▶ _Records shown_:
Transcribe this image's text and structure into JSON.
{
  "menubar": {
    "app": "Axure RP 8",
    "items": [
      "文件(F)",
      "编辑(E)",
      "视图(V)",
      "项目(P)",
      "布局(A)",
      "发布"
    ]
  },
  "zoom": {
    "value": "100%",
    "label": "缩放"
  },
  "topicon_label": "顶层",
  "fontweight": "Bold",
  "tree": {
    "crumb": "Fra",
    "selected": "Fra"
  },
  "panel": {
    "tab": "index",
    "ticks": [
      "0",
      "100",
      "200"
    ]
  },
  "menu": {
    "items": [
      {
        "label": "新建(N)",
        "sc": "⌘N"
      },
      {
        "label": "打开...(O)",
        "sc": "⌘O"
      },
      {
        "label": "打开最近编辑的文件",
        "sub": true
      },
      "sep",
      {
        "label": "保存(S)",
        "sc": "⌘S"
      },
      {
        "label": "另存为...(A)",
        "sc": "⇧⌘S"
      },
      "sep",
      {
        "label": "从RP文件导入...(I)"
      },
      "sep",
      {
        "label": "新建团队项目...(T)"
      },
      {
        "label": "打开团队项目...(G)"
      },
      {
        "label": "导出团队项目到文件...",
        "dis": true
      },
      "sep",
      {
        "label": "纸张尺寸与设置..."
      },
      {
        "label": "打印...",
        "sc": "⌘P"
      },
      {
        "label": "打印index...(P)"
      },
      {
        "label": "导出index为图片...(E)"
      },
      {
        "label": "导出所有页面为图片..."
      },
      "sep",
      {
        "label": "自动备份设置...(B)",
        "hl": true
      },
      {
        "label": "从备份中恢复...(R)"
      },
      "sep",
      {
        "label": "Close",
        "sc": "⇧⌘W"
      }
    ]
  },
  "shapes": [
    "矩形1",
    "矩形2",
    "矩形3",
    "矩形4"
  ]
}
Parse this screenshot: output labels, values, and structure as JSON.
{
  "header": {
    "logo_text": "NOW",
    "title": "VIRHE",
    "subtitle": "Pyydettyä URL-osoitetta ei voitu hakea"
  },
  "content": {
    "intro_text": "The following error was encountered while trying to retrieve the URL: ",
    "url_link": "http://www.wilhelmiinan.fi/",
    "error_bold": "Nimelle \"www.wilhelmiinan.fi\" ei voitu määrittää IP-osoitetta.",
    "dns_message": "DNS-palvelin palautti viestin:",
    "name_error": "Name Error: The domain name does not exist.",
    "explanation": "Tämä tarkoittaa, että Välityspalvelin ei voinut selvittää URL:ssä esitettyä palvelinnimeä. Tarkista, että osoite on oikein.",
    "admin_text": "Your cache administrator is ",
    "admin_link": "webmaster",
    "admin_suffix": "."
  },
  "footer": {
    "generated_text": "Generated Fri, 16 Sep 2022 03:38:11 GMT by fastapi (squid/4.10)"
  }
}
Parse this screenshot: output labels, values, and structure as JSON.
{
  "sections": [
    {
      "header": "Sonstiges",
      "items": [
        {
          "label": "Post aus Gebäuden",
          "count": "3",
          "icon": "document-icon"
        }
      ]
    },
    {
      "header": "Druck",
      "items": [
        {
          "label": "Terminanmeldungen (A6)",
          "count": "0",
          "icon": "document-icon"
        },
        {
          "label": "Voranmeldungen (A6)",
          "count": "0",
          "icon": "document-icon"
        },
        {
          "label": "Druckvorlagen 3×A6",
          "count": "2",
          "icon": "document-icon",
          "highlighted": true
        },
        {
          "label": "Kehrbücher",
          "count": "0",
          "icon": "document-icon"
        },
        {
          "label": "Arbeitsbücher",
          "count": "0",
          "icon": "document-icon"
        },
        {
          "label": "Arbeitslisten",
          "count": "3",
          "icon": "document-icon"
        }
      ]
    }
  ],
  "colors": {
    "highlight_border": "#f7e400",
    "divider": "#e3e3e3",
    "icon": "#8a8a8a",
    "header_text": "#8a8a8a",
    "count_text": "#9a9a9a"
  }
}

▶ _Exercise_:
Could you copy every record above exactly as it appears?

▶ _Reply to the task_:
Transcribe this image's text and structure into JSON.
{
  "menubar": {
    "app": "Axure RP 8",
    "items": [
      "文件(F)",
      "编辑(E)",
      "视图(V)",
      "项目(P)",
      "布局(A)",
      "发布"
    ]
  },
  "zoom": {
    "value": "100%",
    "label": "缩放"
  },
  "topicon_label": "顶层",
  "fontweight": "Bold",
  "tree": {
    "crumb": "Fra",
    "selected": "Fra"
  },
  "panel": {
    "tab": "index",
    "ticks": [
      "0",
      "100",
      "200"
    ]
  },
  "menu": {
    "items": [
      {
        "label": "新建(N)",
        "sc": "⌘N"
      },
      {
        "label": "打开...(O)",
        "sc": "⌘O"
      },
      {
        "label": "打开最近编辑的文件",
        "sub": true
      },
      "sep",
      {
        "label": "保存(S)",
        "sc": "⌘S"
      },
      {
        "label": "另存为...(A)",
        "sc": "⇧⌘S"
      },
      "sep",
      {
        "label": "从RP文件导入...(I)"
      },
      "sep",
      {
        "label": "新建团队项目...(T)"
      },
      {
        "label": "打开团队项目...(G)"
      },
      {
        "label": "导出团队项目到文件...",
        "dis": true
      },
      "sep",
      {
        "label": "纸张尺寸与设置..."
      },
      {
        "label": "打印...",
        "sc": "⌘P"
      },
      {
        "label": "打印index...(P)"
      },
      {
        "label": "导出index为图片...(E)"
      },
      {
        "label": "导出所有页面为图片..."
      },
      "sep",
      {
        "label": "自动备份设置...(B)",
        "hl": true
      },
      {
        "label": "从备份中恢复...(R)"
      },
      "sep",
      {
        "label": "Close",
        "sc": "⇧⌘W"
      }
    ]
  },
  "shapes": [
    "矩形1",
    "矩形2",
    "矩形3",
    "矩形4"
  ]
}
Parse this screenshot: output labels, values, and structure as JSON.
{
  "header": {
    "logo_text": "NOW",
    "title": "VIRHE",
    "subtitle": "Pyydettyä URL-osoitetta ei voitu hakea"
  },
  "content": {
    "intro_text": "The following error was encountered while trying to retrieve the URL: ",
    "url_link": "http://www.wilhelmiinan.fi/",
    "error_bold": "Nimelle \"www.wilhelmiinan.fi\" ei voitu määrittää IP-osoitetta.",
    "dns_message": "DNS-palvelin palautti viestin:",
    "name_error": "Name Error: The domain name does not exist.",
    "explanation": "Tämä tarkoittaa, että Välityspalvelin ei voinut selvittää URL:ssä esitettyä palvelinnimeä. Tarkista, että osoite on oikein.",
    "admin_text": "Your cache administrator is ",
    "admin_link": "webmaster",
    "admin_suffix": "."
  },
  "footer": {
    "generated_text": "Generated Fri, 16 Sep 2022 03:38:11 GMT by fastapi (squid/4.10)"
  }
}
Parse this screenshot: output labels, values, and structure as JSON.
{
  "sections": [
    {
      "header": "Sonstiges",
      "items": [
        {
          "label": "Post aus Gebäuden",
          "count": "3",
          "icon": "document-icon"
        }
      ]
    },
    {
      "header": "Druck",
      "items": [
        {
          "label": "Terminanmeldungen (A6)",
          "count": "0",
          "icon": "document-icon"
        },
        {
          "label": "Voranmeldungen (A6)",
          "count": "0",
          "icon": "document-icon"
        },
        {
          "label": "Druckvorlagen 3×A6",
          "count": "2",
          "icon": "document-icon",
          "highlighted": true
        },
        {
          "label": "Kehrbücher",
          "count": "0",
          "icon": "document-icon"
        },
        {
          "label": "Arbeitsbücher",
          "count": "0",
          "icon": "document-icon"
        },
        {
          "label": "Arbeitslisten",
          "count": "3",
          "icon": "document-icon"
        }
      ]
    }
  ],
  "colors": {
    "highlight_border": "#f7e400",
    "divider": "#e3e3e3",
    "icon": "#8a8a8a",
    "header_text": "#8a8a8a",
    "count_text": "#9a9a9a"
  }
}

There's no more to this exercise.